▸ **What is needed**: The goal is to restate all of the records below word for word.

▸ **Records supplied**:
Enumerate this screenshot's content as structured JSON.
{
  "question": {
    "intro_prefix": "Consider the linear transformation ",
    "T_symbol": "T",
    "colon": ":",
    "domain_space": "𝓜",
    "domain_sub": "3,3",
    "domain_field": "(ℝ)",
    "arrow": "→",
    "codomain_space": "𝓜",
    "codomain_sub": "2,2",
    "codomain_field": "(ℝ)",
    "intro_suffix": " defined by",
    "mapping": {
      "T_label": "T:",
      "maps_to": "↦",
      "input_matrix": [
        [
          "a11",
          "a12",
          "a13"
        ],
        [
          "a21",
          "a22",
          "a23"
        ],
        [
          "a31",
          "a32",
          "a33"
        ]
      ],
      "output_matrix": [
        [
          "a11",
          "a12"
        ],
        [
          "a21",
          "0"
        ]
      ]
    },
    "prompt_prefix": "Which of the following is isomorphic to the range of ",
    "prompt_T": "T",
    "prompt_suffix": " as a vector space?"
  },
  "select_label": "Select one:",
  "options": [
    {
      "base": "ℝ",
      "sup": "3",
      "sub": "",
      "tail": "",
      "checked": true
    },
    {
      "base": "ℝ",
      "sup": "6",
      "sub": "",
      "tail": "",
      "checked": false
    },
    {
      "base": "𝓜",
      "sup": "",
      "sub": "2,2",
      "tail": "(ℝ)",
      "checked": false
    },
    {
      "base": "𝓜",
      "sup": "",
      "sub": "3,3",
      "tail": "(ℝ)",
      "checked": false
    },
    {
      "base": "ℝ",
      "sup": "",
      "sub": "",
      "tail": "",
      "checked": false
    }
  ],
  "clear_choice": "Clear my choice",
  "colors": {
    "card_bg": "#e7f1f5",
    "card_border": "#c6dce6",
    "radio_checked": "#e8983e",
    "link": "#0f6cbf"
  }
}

▸ **Written response**:
Enumerate this screenshot's content as structured JSON.
{
  "question": {
    "intro_prefix": "Consider the linear transformation ",
    "T_symbol": "T",
    "colon": ":",
    "domain_space": "𝓜",
    "domain_sub": "3,3",
    "domain_field": "(ℝ)",
    "arrow": "→",
    "codomain_space": "𝓜",
    "codomain_sub": "2,2",
    "codomain_field": "(ℝ)",
    "intro_suffix": " defined by",
    "mapping": {
      "T_label": "T:",
      "maps_to": "↦",
      "input_matrix": [
        [
          "a11",
          "a12",
          "a13"
        ],
        [
          "a21",
          "a22",
          "a23"
        ],
        [
          "a31",
          "a32",
          "a33"
        ]
      ],
      "output_matrix": [
        [
          "a11",
          "a12"
        ],
        [
          "a21",
          "0"
        ]
      ]
    },
    "prompt_prefix": "Which of the following is isomorphic to the range of ",
    "prompt_T": "T",
    "prompt_suffix": " as a vector space?"
  },
  "select_label": "Select one:",
  "options": [
    {
      "base": "ℝ",
      "sup": "3",
      "sub": "",
      "tail": "",
      "checked": true
    },
    {
      "base": "ℝ",
      "sup": "6",
      "sub": "",
      "tail": "",
      "checked": false
    },
    {
      "base": "𝓜",
      "sup": "",
      "sub": "2,2",
      "tail": "(ℝ)",
      "checked": false
    },
    {
      "base": "𝓜",
      "sup": "",
      "sub": "3,3",
      "tail": "(ℝ)",
      "checked": false
    },
    {
      "base": "ℝ",
      "sup": "",
      "sub": "",
      "tail": "",
      "checked": false
    }
  ],
  "clear_choice": "Clear my choice",
  "colors": {
    "card_bg": "#e7f1f5",
    "card_border": "#c6dce6",
    "radio_checked": "#e8983e",
    "link": "#0f6cbf"
  }
}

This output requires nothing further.